In September, Tom Bertram, the older son, returns home to Mansfield Park. He has been away with friends, spending much of his time partying. He entertains the other people staying at his home by telling them of his adventures.
Mary's affections for Tom have changed. In his absence, Mary has become more attracted to Tom's younger brother, Edmund. Tom also shows a loss of interest in Mary.
Around the same time that Tom returns, Henry Crawford decides to travel. He goes to Norfolk, and this makes both Maria and Julia upset. They think him selfish to leave them. However, Henry comes back to Mansfield Park earlier than expected, which, of course, pleases the Bertram girls, who forgive him immediately. Fanny admits to herself that she must be the only one who is not pleased to see Henry come back.

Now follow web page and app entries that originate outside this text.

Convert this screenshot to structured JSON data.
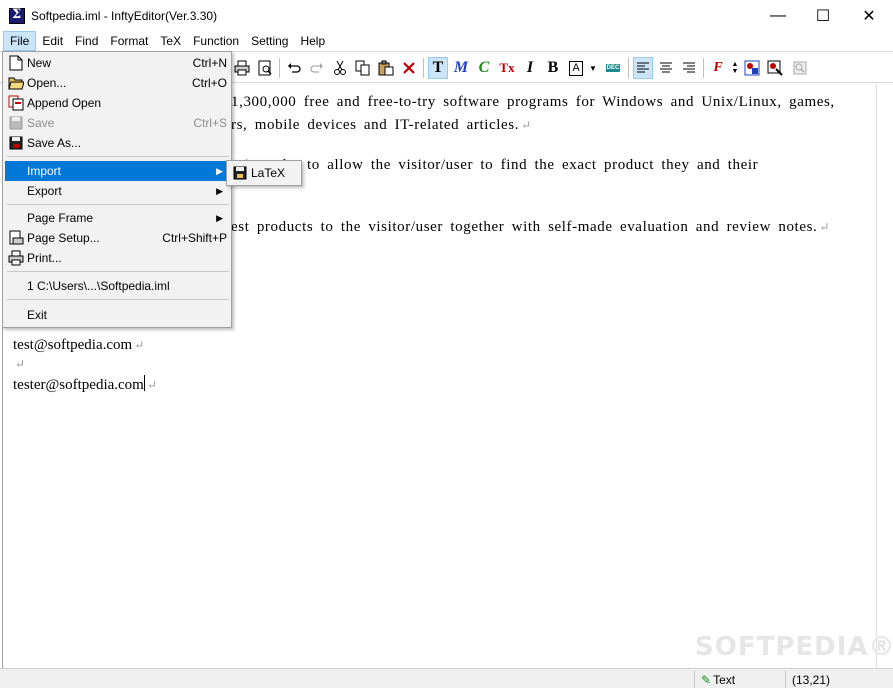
{
  "window": {
    "title": "Softpedia.iml - InftyEditor(Ver.3.30)",
    "controls": {
      "minimize": "—",
      "maximize": "☐",
      "close": "✕"
    }
  },
  "menubar": {
    "items": [
      "File",
      "Edit",
      "Find",
      "Format",
      "TeX",
      "Function",
      "Setting",
      "Help"
    ],
    "active": "File"
  },
  "toolbar": {
    "buttons": [
      "print-icon",
      "print-preview-icon",
      "undo-icon",
      "redo-icon",
      "cut-icon",
      "copy-icon",
      "paste-icon",
      "delete-icon",
      "text-mode-icon",
      "math-mode-icon",
      "chemical-mode-icon",
      "tex-mode-icon",
      "italic-icon",
      "bold-icon",
      "boxed-text-icon",
      "dropdown-icon",
      "dec-icon",
      "align-left-icon",
      "align-center-icon",
      "align-right-icon",
      "font-size-icon",
      "image-icon",
      "image-edit-icon",
      "zoom-icon"
    ],
    "glyphs": {
      "text": "T",
      "math": "M",
      "chem": "C",
      "tex": "Tx",
      "italic": "I",
      "bold": "B",
      "box": "A",
      "dec": "DEC"
    }
  },
  "document": {
    "lines": [
      "1,300,000 free and free-to-try software programs for Windows and Unix/Linux, games,",
      "rs, mobile devices and IT-related articles.",
      "s in order to allow the visitor/user to find the exact product they and their",
      "est products to the visitor/user together with self-made evaluation and review notes.",
      "test@softpedia.com",
      "tester@softpedia.com"
    ],
    "paragraph_mark": "↵"
  },
  "file_menu": {
    "items": [
      {
        "label": "New",
        "shortcut": "Ctrl+N",
        "icon": "new-file-icon"
      },
      {
        "label": "Open...",
        "shortcut": "Ctrl+O",
        "icon": "open-folder-icon"
      },
      {
        "label": "Append Open",
        "shortcut": "",
        "icon": "append-open-icon"
      },
      {
        "label": "Save",
        "shortcut": "Ctrl+S",
        "icon": "save-disk-icon",
        "disabled": true
      },
      {
        "label": "Save As...",
        "shortcut": "",
        "icon": "save-as-icon"
      },
      {
        "label": "Import",
        "shortcut": "",
        "submenu": true,
        "highlighted": true
      },
      {
        "label": "Export",
        "shortcut": "",
        "submenu": true
      },
      {
        "label": "Page Frame",
        "shortcut": "",
        "submenu": true
      },
      {
        "label": "Page Setup...",
        "shortcut": "Ctrl+Shift+P",
        "icon": "page-setup-icon"
      },
      {
        "label": "Print...",
        "shortcut": "",
        "icon": "printer-icon"
      },
      {
        "label": "1 C:\\Users\\...\\Softpedia.iml",
        "shortcut": ""
      },
      {
        "label": "Exit",
        "shortcut": ""
      }
    ]
  },
  "import_submenu": {
    "items": [
      {
        "label": "LaTeX",
        "icon": "floppy-icon"
      }
    ]
  },
  "statusbar": {
    "mode": "Text",
    "position": "(13,21)"
  },
  "watermark": "SOFTPEDIA®",
  "colors": {
    "highlight": "#0078d7",
    "menu_active": "#cce4f7",
    "chem_green": "#1a8a1a",
    "tex_red": "#c00000",
    "math_blue": "#1f3fbf"
  }
}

Maria has become especially bored by Mr. Rushworth by now, although she hides her feelings. Fanny, however, thinks she sees through Maria's pretense. She mentions to Edmund that Maria appears more interested in Henry than in Mr. Rushworth. Edmund disagrees. He believes that Henry likes Julia the most. This causes Fanny some confusion. She relies so heavily on Edmund's considerations that she does not trust her own evaluation. So she continues to watch Maria, seeking confirmation one way or the other of her own intuitions or of Edmund's reflections.
At one point, Fanny is sitting near Mrs. Norris and Mrs. Rushworth, overhearing their conversation. Maria and Mr. Rushworth are paired for their fourth dance in a row, and Mrs. Norris comments on how happy Maria looks. Maria's eyes are sparkling. Mrs. Norris evaluates Maria's countenance and concludes that Maria is very much in love with Mr. Rushworth. Fanny, on the other hand, remembers how for the first three dances, Maria's expressions were much sadder. It was not until Henry entered the room and was dancing near Maria that her face reflected any pleasure.

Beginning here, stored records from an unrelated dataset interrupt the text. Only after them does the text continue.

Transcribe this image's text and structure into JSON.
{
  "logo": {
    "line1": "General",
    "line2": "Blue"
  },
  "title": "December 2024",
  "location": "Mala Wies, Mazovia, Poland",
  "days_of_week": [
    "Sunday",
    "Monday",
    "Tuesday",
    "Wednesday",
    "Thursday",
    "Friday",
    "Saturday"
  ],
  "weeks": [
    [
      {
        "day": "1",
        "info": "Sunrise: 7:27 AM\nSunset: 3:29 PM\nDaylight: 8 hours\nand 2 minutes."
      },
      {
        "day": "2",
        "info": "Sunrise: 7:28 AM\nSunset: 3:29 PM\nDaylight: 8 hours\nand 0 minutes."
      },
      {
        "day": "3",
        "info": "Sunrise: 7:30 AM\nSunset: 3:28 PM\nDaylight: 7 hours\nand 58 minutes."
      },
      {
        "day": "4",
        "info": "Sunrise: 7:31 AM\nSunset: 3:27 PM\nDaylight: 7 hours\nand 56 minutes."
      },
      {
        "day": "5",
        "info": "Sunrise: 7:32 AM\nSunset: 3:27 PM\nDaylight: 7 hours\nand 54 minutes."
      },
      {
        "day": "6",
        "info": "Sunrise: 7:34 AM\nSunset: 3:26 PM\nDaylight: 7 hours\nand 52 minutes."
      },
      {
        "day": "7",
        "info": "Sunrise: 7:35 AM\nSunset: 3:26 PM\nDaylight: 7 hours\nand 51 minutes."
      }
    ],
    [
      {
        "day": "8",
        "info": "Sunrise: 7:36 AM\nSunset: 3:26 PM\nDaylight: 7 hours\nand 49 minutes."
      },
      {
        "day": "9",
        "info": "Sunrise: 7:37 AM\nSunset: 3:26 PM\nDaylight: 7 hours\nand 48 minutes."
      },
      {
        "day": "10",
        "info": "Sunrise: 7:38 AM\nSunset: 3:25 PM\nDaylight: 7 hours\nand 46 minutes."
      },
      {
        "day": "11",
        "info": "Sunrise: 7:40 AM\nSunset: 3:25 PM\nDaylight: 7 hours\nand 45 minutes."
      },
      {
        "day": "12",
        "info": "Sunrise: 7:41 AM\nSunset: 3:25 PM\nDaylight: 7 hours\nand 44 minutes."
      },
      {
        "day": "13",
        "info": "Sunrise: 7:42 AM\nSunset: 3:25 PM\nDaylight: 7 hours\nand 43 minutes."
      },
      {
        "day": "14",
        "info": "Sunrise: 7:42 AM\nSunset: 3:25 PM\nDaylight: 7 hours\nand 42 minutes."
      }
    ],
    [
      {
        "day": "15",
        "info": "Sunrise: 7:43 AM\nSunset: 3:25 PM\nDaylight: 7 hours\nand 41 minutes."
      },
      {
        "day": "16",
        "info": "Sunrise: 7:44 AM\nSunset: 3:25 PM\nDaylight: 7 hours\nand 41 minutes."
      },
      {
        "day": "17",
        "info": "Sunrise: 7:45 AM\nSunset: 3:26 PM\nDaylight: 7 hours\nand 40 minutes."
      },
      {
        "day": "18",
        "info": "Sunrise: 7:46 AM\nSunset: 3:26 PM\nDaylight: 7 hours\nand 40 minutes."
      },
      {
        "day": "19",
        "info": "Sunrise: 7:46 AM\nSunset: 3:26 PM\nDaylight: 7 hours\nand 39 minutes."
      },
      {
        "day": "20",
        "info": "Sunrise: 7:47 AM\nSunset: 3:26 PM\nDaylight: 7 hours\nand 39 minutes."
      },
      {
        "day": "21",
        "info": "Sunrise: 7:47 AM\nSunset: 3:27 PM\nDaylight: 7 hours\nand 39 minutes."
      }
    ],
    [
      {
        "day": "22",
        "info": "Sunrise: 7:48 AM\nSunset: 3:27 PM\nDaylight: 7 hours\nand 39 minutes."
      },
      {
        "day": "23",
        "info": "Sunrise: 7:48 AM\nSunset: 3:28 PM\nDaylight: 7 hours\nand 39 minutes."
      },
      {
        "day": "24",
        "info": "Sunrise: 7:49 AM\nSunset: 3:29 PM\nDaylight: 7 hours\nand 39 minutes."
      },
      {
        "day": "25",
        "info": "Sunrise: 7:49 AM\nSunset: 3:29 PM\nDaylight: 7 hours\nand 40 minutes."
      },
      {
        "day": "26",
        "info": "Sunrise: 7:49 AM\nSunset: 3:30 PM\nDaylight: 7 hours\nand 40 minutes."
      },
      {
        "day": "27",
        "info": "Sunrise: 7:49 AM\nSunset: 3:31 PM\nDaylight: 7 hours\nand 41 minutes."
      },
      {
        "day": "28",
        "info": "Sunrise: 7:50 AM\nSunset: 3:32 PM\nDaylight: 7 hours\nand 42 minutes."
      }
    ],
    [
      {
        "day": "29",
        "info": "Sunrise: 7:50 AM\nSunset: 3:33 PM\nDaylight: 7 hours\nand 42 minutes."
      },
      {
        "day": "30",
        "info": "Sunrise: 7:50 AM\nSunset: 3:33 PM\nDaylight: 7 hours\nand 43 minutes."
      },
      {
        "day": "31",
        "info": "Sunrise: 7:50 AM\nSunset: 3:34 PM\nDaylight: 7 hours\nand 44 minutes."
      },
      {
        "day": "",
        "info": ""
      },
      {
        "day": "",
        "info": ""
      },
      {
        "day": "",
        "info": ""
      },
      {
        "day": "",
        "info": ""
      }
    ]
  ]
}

This is Fanny's first ball, but she finds herself sitting on the sidelines, hoping someone will ask her to dance. Tom Bertram enters, sees Fanny, and walks toward her. Fanny hopes Tom is coming over to ask her to dance. But instead, Tom sits down next to her and tells her of a sick horse he had been nursing. He then awkwardly asks Fanny if she wants to dance, adding that he thinks dancing is mere folly. Fanny turns down his invitation. Only when Mrs. Grant approaches him and asks him to join her party at a card table does Tom excuse himself by telling her he had already promised Fanny a dance.
Tom confesses to Fanny his dislike of the social customs expected of him. He did not enjoy the pressure that Mrs. Grant had employed to try to make him play cards with her. She gave him little room to refuse.